It’s not all doom and gloom, when looking at the transport industry as a whole. The number of jobs in the transport and logistics sector is out growing a number of other industries, and the general economy, according to Labourforce’s Transport, Logistics and Supply Chain Jobs Index for October 2014. The National Index has risen a further 4.6 per cent in September and this equates to 14.7 per cent over the last twelve months.
The major state, in terms of the transport industry, Victoria, has been growing 47 per cent in the last 12 months. Interestingly and against the norm, the Permanent Job Index increase of 4.8 per cent outperformed the 4.1 per cent rise in Temporary and Contract opportunities.
The ANZ bank recently reported their Job Advertisement Series had risen for the last four months, 7.6 per cent in the last twelve month. The Labourforce TL&SC Jobs Index has risen 14.7 per cent over the same period and by 7.3 per cent in the last three months alone.
In the survey, all states and sectors enjoyed an increase in the number of job vacancies advertised in September. From 6.4 per cent in Victoria and 5.8 per cent in Queensland to 1.6 per cent in Western Australia and 2.1 per cent in SA/NT, this demonstrates how the growth is moving away from resources related jobs. Over a 12-month period WA vacancies have fallen 15.5 per cent while SA/NT have fallen 25 per cent.
Victoria’s performance has been spectacular, growing 47 per cent in 12 months to 147.05. NSW, with growth of 10.5 per cent and Queensland 19.4 per cent have both performed very strongly and seem to be pulling ahead again after a relatively quiet mid year period.
“The story that is emerging after 12 months of measuring the TL&SC jobs market is overall a positive one for the industry and workers,” said Paul Mcleay, Spokesperson for the Labourforce Jobs Index, “But not all states are enjoying the industry upswing equally. The data is telling us a story of post-mining boom rebalancing, as Victoria, NSW and Queensland have picked up the lions share of new jobs across all sectors, reducing WA’s share to under 10 per cent, down from 14.3 per cent a year ago.

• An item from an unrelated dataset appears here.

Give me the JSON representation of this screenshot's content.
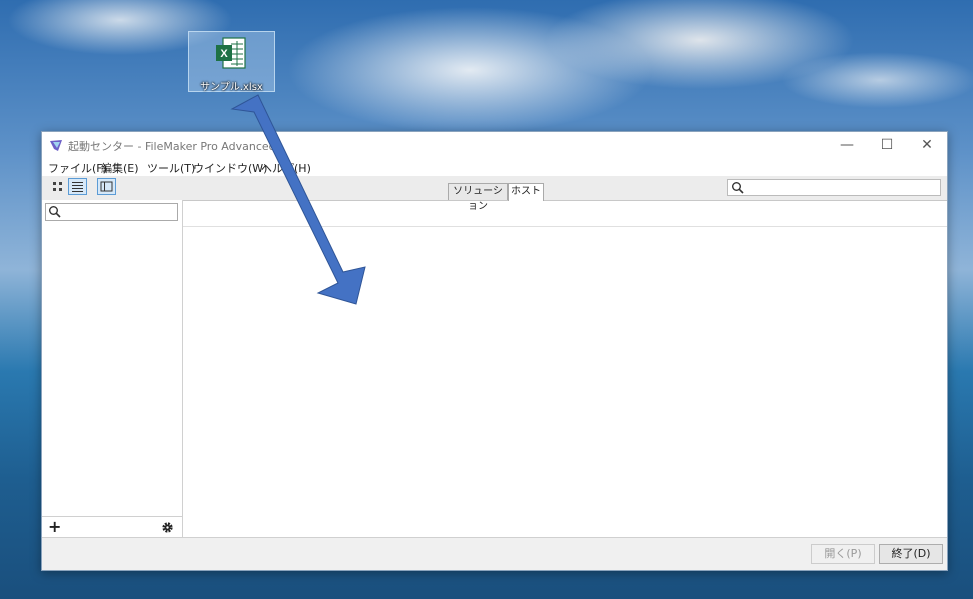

“Interestingly, jobs in management are right down, having fallen 13.7 per cent in 12 months, while gains have been made in implementation functions. The big picture is good news for workers who might be losing their jobs as airlines or postal services restructure, but may find the environment conducive to finding new jobs. Especially workers who are able to relocate to follow the jobs East will be well positioned to find new employment.”